Let's say you have a portfolio of six stocks. Two of them are average, two of them are below average, and one is a real loser. But you also have one stellar performer. Your Coca-Cola(NYSE: KO), your Gillette. A stock that reminds you why you invested in the first place. In other words, you don't have to be right all the time to do well in stocks. If you find one great growth company and own it long enough to let the profits run, the gains should more than offset mediocre results from other stocks in your portfolio.
How to find big winners
There is not such a thing as a single and infallible method to find superior investments, however, many of the most successful companies share some important traits. If you have to pick one factor above all, competitive strength is arguably the most relevant aspect to consider.
Coca-Cola is one of the most iconic Warren Buffett stocks and also an amazing winner over the long-term. Its main strength is not the secretly warded Coca-Cola formula but its tremendous brand recognition. Coca-Cola is the most popular name in soft drinks by a wide margin, and the company owns a global portfolio featuring 20 different brands which produce over $1 billion each in retail revenue.
Over the last several years, Coca-Cola has adapted to changing consumer habits, putting an increased focus on products such as water, juice, and tea in order to better fit consumer needs for healthier choices.

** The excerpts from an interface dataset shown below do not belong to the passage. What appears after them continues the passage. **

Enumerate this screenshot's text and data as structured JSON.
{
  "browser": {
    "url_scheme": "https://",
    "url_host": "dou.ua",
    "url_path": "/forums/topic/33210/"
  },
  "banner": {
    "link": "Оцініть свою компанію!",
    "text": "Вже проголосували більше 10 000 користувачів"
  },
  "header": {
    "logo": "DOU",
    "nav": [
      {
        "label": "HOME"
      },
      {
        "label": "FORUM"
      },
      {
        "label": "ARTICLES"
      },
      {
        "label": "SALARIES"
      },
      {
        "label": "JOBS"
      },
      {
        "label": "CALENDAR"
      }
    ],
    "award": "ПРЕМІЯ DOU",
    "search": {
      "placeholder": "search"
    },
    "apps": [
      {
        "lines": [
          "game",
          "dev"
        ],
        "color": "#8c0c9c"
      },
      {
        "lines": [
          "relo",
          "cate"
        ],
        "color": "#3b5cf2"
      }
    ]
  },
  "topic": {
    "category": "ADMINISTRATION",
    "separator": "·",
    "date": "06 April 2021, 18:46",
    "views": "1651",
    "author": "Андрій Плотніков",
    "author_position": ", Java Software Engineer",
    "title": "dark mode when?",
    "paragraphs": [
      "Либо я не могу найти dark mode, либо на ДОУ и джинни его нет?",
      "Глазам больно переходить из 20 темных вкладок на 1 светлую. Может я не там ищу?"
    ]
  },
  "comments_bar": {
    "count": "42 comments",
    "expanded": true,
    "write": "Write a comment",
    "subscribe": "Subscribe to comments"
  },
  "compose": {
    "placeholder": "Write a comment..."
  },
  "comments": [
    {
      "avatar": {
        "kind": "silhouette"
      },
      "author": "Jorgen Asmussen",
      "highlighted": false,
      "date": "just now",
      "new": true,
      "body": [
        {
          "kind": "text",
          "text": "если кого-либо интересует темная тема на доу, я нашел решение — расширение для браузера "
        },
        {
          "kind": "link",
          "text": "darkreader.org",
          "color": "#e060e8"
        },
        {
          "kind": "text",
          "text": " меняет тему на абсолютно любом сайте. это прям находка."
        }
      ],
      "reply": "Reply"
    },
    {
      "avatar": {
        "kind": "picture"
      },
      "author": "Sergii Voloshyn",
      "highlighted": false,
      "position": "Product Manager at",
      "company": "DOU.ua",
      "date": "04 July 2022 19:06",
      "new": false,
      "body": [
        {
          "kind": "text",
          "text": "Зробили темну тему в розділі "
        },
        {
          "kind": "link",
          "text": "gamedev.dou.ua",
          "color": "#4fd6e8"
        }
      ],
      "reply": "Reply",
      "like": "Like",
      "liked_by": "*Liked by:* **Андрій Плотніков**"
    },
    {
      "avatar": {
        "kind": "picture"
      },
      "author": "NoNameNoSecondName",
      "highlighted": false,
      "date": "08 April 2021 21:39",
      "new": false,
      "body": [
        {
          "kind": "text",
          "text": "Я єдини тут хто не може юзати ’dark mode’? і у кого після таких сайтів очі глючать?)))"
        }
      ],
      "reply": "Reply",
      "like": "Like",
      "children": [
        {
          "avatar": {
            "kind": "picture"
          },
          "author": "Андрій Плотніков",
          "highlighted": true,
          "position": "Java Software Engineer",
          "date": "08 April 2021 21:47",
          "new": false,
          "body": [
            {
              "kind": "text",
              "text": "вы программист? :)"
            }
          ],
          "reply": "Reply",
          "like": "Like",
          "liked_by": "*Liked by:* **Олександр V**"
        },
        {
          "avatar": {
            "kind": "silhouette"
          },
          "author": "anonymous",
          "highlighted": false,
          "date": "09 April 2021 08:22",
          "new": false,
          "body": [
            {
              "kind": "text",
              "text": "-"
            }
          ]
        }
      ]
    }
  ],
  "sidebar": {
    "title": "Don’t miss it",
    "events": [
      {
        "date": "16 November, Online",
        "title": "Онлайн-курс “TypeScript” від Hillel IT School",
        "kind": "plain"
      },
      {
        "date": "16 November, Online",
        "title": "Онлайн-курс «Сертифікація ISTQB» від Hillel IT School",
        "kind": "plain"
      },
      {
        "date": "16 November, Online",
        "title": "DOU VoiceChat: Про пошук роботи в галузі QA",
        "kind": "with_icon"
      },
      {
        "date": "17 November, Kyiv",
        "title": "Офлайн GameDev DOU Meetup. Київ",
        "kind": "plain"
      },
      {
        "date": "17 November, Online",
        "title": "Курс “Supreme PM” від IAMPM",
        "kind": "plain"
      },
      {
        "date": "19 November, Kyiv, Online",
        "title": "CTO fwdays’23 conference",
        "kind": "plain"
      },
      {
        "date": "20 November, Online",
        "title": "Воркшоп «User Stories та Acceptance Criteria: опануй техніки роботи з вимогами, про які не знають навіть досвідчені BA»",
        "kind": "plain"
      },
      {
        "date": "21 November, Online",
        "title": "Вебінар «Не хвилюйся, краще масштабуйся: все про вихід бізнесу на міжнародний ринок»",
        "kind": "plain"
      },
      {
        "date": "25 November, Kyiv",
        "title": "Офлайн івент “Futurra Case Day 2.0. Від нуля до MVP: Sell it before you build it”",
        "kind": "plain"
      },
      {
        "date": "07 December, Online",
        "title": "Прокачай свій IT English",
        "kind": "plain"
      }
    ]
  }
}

No company is completely immune to the competition, and it is always important to be flexible enough to stay in touch with changing consumer demand. But when a company such as Coca-Cola has those kinds of strengths and management plays its cards well, chances are investors will be handsomely rewarded over the long-term.
As Warren Buffett explained during Coca-Cola's annual shareholder meeting in April of 2013, the Oracle of Omaha has never sold a single share of the company, and he is not planning to do so anytime soon. In his own words:
We've never sold a share of Coca-Cola stock, and I wouldn't think of selling a share. I'm the kind of guy who likes to bet on sure things. No business has ever failed with happy customers ... and you're selling happiness.
You don't need to pick many big winners to do well in the market over time. All it takes is finding a few exceptional businesses and holding on to them for years or even better, decades. You don't have to take my word for it -- you can just see what Warren Buffett or Peter Lynch have to say about it.
Andrés Cardenal owns shares of Apple. The Motley Fool recommends Apple and Coca-Cola. The Motley Fool owns shares of Apple and has the following options: long January 2016 $37 calls on Coca-Cola and short January 2016 $37 puts on Coca-Cola. Try any of our Foolish newsletter services free for 30 days. We Fools may not all hold the same opinions, but we all believe that considering a diverse range of insights makes us better investors. The Motley Fool has a disclosure policy.